        • I'm glad a mechanism exists, but it is hardly cutting one's nose of to spite one's face to have policy in place requiring random bots to be properly approved first. I note there has been no attempt to engage the community bout this bot or even to supply a userpage detailing the owner or the use (a soft redirect is unreasonable, as it is the perfect demonstration nobody has even actually spent any time on the project somebody has attempted to force the bot upon). Global bots are opt-in for a reason. It is hardly unreasonable to expect told what a bot is and what it does before giving it access to a project, bearing in mind malfunctioning or ill-conceived bots can to extreme damage to small projects. Would you operate a bot on, say, enwp without reading w:Wikipedia:Bot policy first? Blood Red Sandman (Talk) (Contribs) 14:25, 30 June 2012 (UTC)Reply[reply]
    • Neither of which is a direct notificiation here at Wikinews, like the English Wikipedia got from Foundation representatives. Thank you Blood Red Sandman for pointing to Wiktionary. ☺ Uncle G (talk) 14:15, 30 June 2012 (UTC)Reply[reply]
  • The Wikinews community could hardly be unaware of those protests, since one of our small pool of dedicated Wikinewsies resigned from all wmf projects on grounds that the Foundation had spat in the face of its professed principle of neutrality. Personally I think the resignation was defeating its own purpose, since Wikinews managed to cling to its WN:NPOV policy throughout, even though I agreed that the Foundation's handling of the matter was hypocritical. --Pi zero (talk) 15:24, 29 June 2012 (UTC)Reply[reply]
Good on ya, Uncle G! I wish I'd spotted this discussion earlier. You, at least, recognise the real value of some of the sister projects. I find wiktionary invaluable, and I think what Wikinews offers value-wise will not become really clear for another 10-20 years. In the meantime, Wikipedians can bask in their 'imagined' self-import from contributing to a 'top-ten website'. Will their individual contributions still be around in 10-20 years? Not without having been subjected to 100+ rewrites. --Brian McNeil / talk 21:03, 3 July 2012 (UTC)Reply[reply]

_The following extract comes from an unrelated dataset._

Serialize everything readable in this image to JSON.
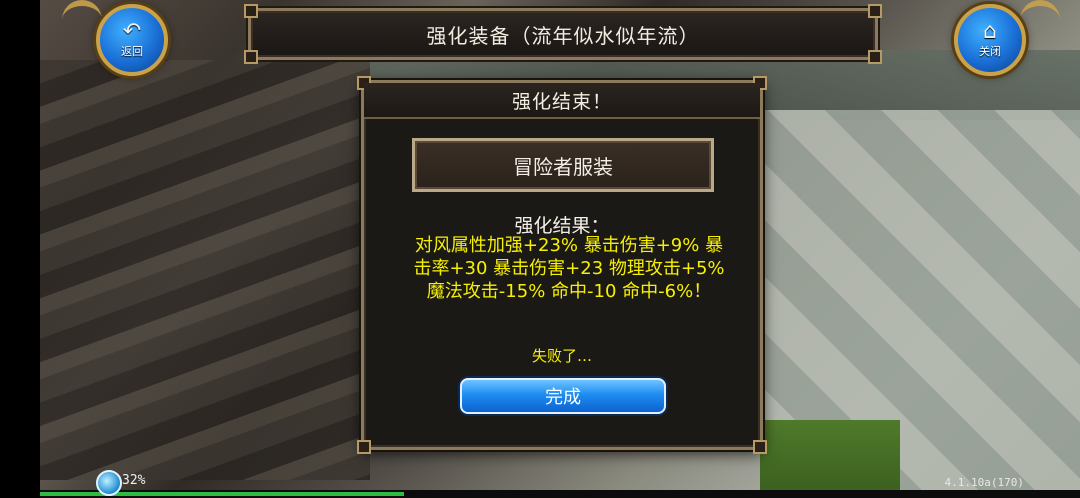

Dealing with problematic prepared stuff

Per the present deletion discussion, as well as this issue, I'd suggest the following to get rid of problematic prepared articles:

  • WN:PROD; Unsourced prepared work, or prepared work shown to be largely unsourced, can be deleted ten days after being tagged.
  • WN:SD; Prepared articles for which the event in question has passed, but the prepared work was not developed into an article (either beause no article was released or because it was easier to start from scratch) can be deleted five days after the event occurred, without tagging.

I've chosen quite long periods (ten and five days) because they seem reasonable in the context of pre-prepared work, which can be worked upon at quite a leisurely pace. Five days for the speedy because that's the point at which the work really does become bsically unsavable. Blood Red Sandman (Talk) (Contribs) 20:48, 4 July 2012 (UTC)Reply[reply]

Global bans discussion at meta

There's appearently a discussion hidden away at meta: meta:Requests_for_comment/Global_bans. I thought folks here would be interested. Bawolff 12:41, 6 July 2012 (UTC)Reply[reply]